Updated: Apr 27, 2020
Crutch words are words or phrases that you unknowingly use over and over again. It's something we all do in our writing and our speech. The key is to learn what yours are and eradicate them so your writing and speaking won't feel repetitious.
It is perhaps easiest to spot crutch words in speech. Here is a list of these words you often hear when someone is talking. Which ones do you use?
And (in the beginning of a sentence or used to stretch time)
The thing is
You know what I mean?
Here's an example: Like, you literally bake cookies so well, you know?
Confession: I say "literally" literally all the time. I also use "so" and "like." But, I grew up in the nineties. Like, how could I not say "like" all the time? Have you not seen Clueless?
Some crutch words and phrases are more likely to pop up in nonfiction writing than fiction writing. Here's a list of the worst offenders:
At the present time
In order to
In the process of
As a matter of fact
When it comes to
Example: Basically, at the present time, we do not have the funds in order to pay for the cookie-baking contest.
Confession: I often use "basically," "seriously," "just," and "really." I need to work on that. Have you spotted any that you tend to use?
There are two places where I find crutch words lurking. The first is in and around dialogue tags. Here are examples of crutch words in dialogue tags.
He growled (we usually dissuade writers from using animal sounds in dialogue tags)
She said slyly
He said with a grin
She said, frowning
Notice that any of these on their own do not seem like crutch phrases. They become crutch phrases if you use them over and over again. In my experience as a book editor, I've noticed authors tend to have a handful of descriptions they use many times throughout their manuscripts. Part of my job is to locate them.
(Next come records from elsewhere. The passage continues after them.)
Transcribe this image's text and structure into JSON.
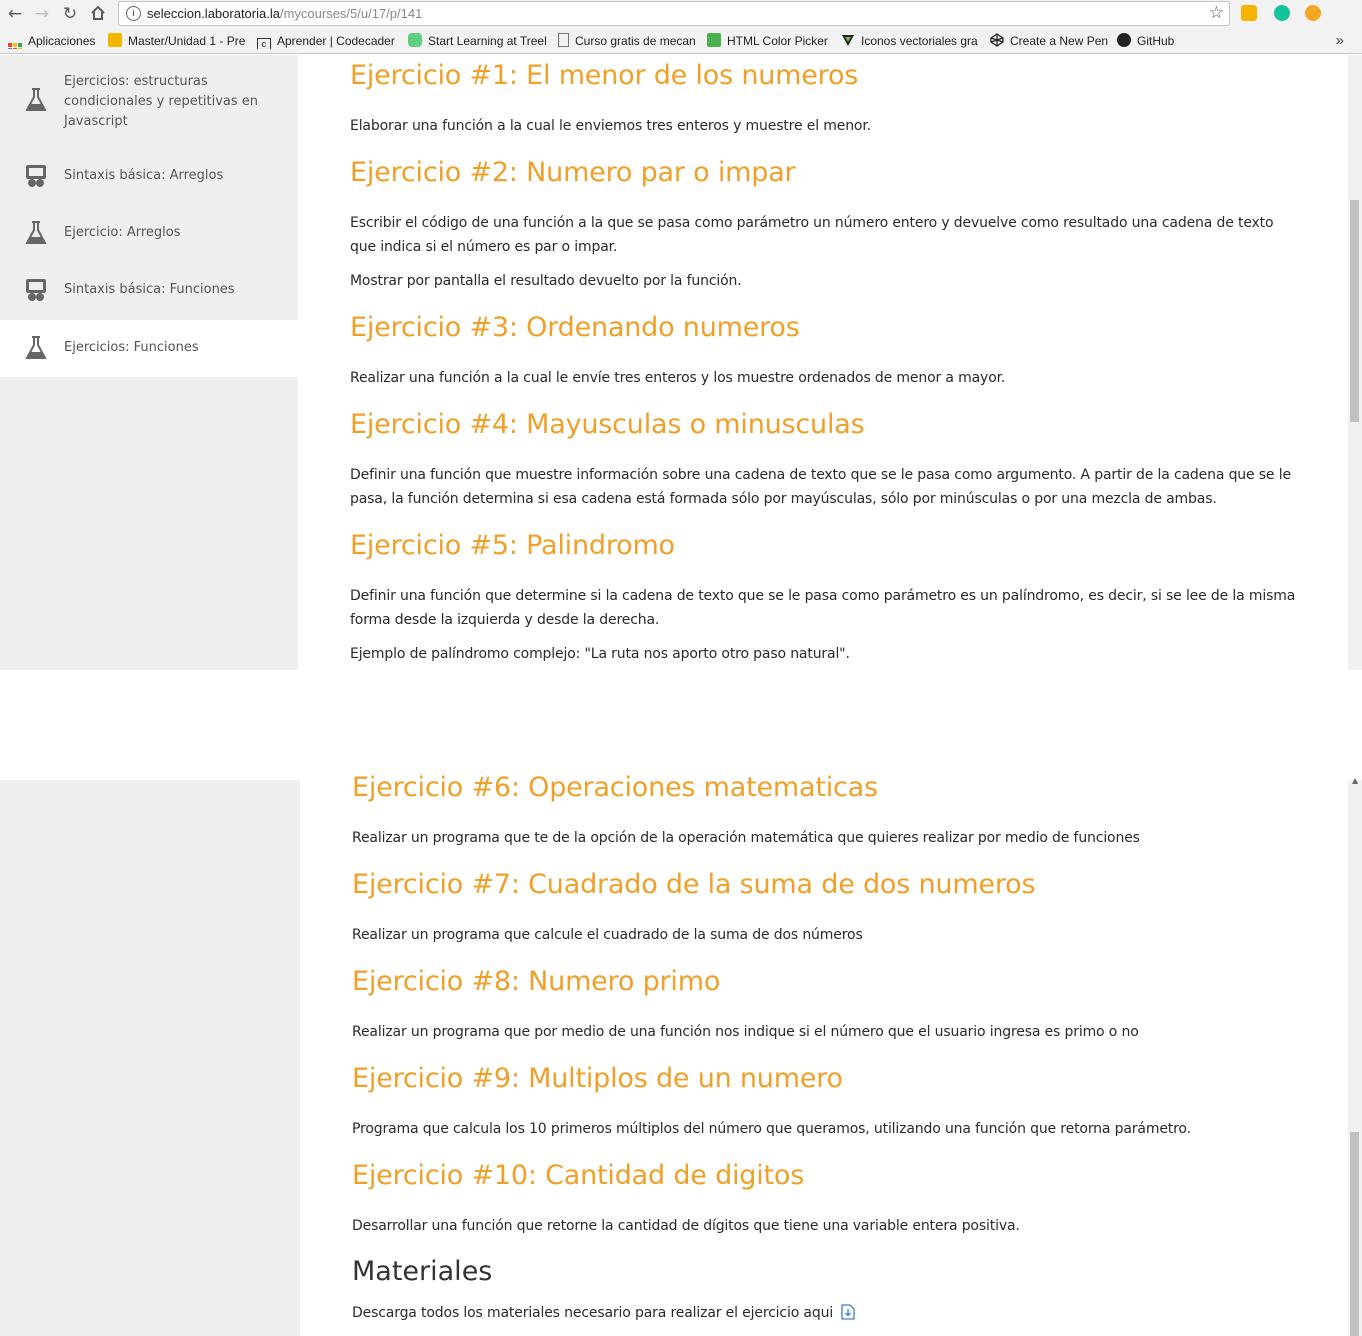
{
  "browser": {
    "url_host": "seleccion.laboratoria.la",
    "url_path": "/mycourses/5/u/17/p/141",
    "bookmarks": [
      {
        "label": "Aplicaciones",
        "icon": "apps-grid-icon"
      },
      {
        "label": "Master/Unidad 1 - Pre",
        "icon": "folder-icon"
      },
      {
        "label": "Aprender | Codecader",
        "icon": "codecademy-icon"
      },
      {
        "label": "Start Learning at Treeh",
        "icon": "treehouse-icon"
      },
      {
        "label": "Curso gratis de mecan",
        "icon": "page-icon"
      },
      {
        "label": "HTML Color Picker",
        "icon": "colorpicker-icon"
      },
      {
        "label": "Iconos vectoriales gra",
        "icon": "vector-icon"
      },
      {
        "label": "Create a New Pen",
        "icon": "codepen-icon"
      },
      {
        "label": "GitHub",
        "icon": "github-icon"
      }
    ],
    "overflow_label": "»"
  },
  "sidebar": {
    "items": [
      {
        "label_lines": [
          "Ejercicios: estructuras",
          "condicionales y repetitivas en",
          "Javascript"
        ],
        "icon": "flask-icon",
        "active": false
      },
      {
        "label_lines": [
          "Sintaxis básica: Arreglos"
        ],
        "icon": "slides-icon",
        "active": false
      },
      {
        "label_lines": [
          "Ejercicio: Arreglos"
        ],
        "icon": "flask-icon",
        "active": false
      },
      {
        "label_lines": [
          "Sintaxis básica: Funciones"
        ],
        "icon": "slides-icon",
        "active": false
      },
      {
        "label_lines": [
          "Ejercicios: Funciones"
        ],
        "icon": "flask-icon",
        "active": true
      }
    ]
  },
  "exercises": [
    {
      "title": "Ejercicio #1: El menor de los numeros",
      "paragraphs": [
        "Elaborar una función a la cual le enviemos tres enteros y muestre el menor."
      ]
    },
    {
      "title": "Ejercicio #2: Numero par o impar",
      "paragraphs": [
        "Escribir el código de una función a la que se pasa como parámetro un número entero y devuelve como resultado una cadena de texto que indica si el número es par o impar.",
        "Mostrar por pantalla el resultado devuelto por la función."
      ]
    },
    {
      "title": "Ejercicio #3: Ordenando numeros",
      "paragraphs": [
        "Realizar una función a la cual le envíe tres enteros y los muestre ordenados de menor a mayor."
      ]
    },
    {
      "title": "Ejercicio #4: Mayusculas o minusculas",
      "paragraphs": [
        "Definir una función que muestre información sobre una cadena de texto que se le pasa como argumento. A partir de la cadena que se le pasa, la función determina si esa cadena está formada sólo por mayúsculas, sólo por minúsculas o por una mezcla de ambas."
      ]
    },
    {
      "title": "Ejercicio #5: Palindromo",
      "paragraphs": [
        "Definir una función que determine si la cadena de texto que se le pasa como parámetro es un palíndromo, es decir, si se lee de la misma forma desde la izquierda y desde la derecha.",
        "Ejemplo de palíndromo complejo: \"La ruta nos aporto otro paso natural\"."
      ]
    },
    {
      "title": "Ejercicio #6: Operaciones matematicas",
      "paragraphs": [
        "Realizar un programa que te de la opción de la operación matemática que quieres realizar por medio de funciones"
      ]
    },
    {
      "title": "Ejercicio #7: Cuadrado de la suma de dos numeros",
      "paragraphs": [
        "Realizar un programa que calcule el cuadrado de la suma de dos números"
      ]
    },
    {
      "title": "Ejercicio #8: Numero primo",
      "paragraphs": [
        "Realizar un programa que por medio de una función nos indique si el número que el usuario ingresa es primo o no"
      ]
    },
    {
      "title": "Ejercicio #9: Multiplos de un numero",
      "paragraphs": [
        "Programa que calcula los 10 primeros múltiplos del número que queramos, utilizando una función que retorna parámetro."
      ]
    },
    {
      "title": "Ejercicio #10: Cantidad de digitos",
      "paragraphs": [
        "Desarrollar una función que retorne la cantidad de dígitos que tiene una variable entera positiva."
      ]
    }
  ],
  "materials": {
    "heading": "Materiales",
    "text": "Descarga todos los materiales necesario para realizar el ejercicio aqui",
    "link_icon": "download-file-icon"
  },
  "colors": {
    "accent": "#f0a028",
    "sidebar_bg": "#efefef"
  }
}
The second place I find crutch words lurking in fiction writing is in actions. Take a look at these examples:
Wiped his brow
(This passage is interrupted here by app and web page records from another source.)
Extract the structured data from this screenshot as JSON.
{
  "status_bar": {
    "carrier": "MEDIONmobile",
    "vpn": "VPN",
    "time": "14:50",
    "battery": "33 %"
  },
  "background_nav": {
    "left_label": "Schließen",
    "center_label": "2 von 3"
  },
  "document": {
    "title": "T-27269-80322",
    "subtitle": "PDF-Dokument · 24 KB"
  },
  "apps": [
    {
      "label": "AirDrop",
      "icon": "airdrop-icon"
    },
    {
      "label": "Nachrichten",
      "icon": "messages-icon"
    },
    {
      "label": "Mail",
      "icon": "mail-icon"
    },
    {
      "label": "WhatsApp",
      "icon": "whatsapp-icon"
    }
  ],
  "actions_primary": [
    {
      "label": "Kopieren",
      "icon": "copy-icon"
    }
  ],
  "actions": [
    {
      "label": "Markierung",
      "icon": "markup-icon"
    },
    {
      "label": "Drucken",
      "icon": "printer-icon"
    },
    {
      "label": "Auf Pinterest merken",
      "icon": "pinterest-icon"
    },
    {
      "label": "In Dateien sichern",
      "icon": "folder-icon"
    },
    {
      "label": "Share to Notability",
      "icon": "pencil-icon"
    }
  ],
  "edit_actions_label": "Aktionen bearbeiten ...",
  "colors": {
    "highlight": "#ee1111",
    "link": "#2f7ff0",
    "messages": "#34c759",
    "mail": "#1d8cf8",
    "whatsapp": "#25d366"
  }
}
Folded her arms
Ran his fingers through his hair
As with before, taken singly, these are not crutch phrases. The problem arises when you use this same set of actions repeatedly. Like I said before, if you do this, don't get upset with yourself. This is very, very common.
Now let's figure out how to strike these crutch words and phrases from our writing. I have two options for you.
The Old-School Way
Print out something you've written that you've not read in a while. Read through it and highlight every time you've used one of the words or phrases from this list or another you notice you use frequently. Pay attention to what you come up with so you can avoid them in the future.
The Modern Way
Go to Word Counter. Then copy and paste the text into the tool, and it will automatically count your most-used words and phrases for you.
Identify Sneaky Crutch Words and Phrases
Sometimes writing something even twice can be too many times. For instance, if in chapter two you say “his eyes sparkled like the Adriatic Sea,” and then in chapter sixteen you say “his eyes sparkled like the Adriatic Sea” again, it’s too many times. That’s a memorable detail that should only be used once; any more than that will look like an oversight.
Even single words can need to be limited. For example, if you write that something is "magical" four times in the book, that can be too many. What is the likelihood your characters would find four things that would be truly magical (outside of fantasy writing, of course)? At that point, it feels like you aren’t using the word sincerely and its emphasis lessens. Save "magical" for the most magical thing you write about.
Replacing crutch words will make your book more enjoyable and exciting for readers, which means better reviews and (hopefully) more exposure and sales. It also means it will be easier, and cheaper, to have it edited because you will have already done one of the most time-consuming editorial tasks.
Also—here's a funny article about what your favorite crutch word says about you.
Have you figured out what your crutch words are? Email me and let me know: Erin@dotanddashllc.com.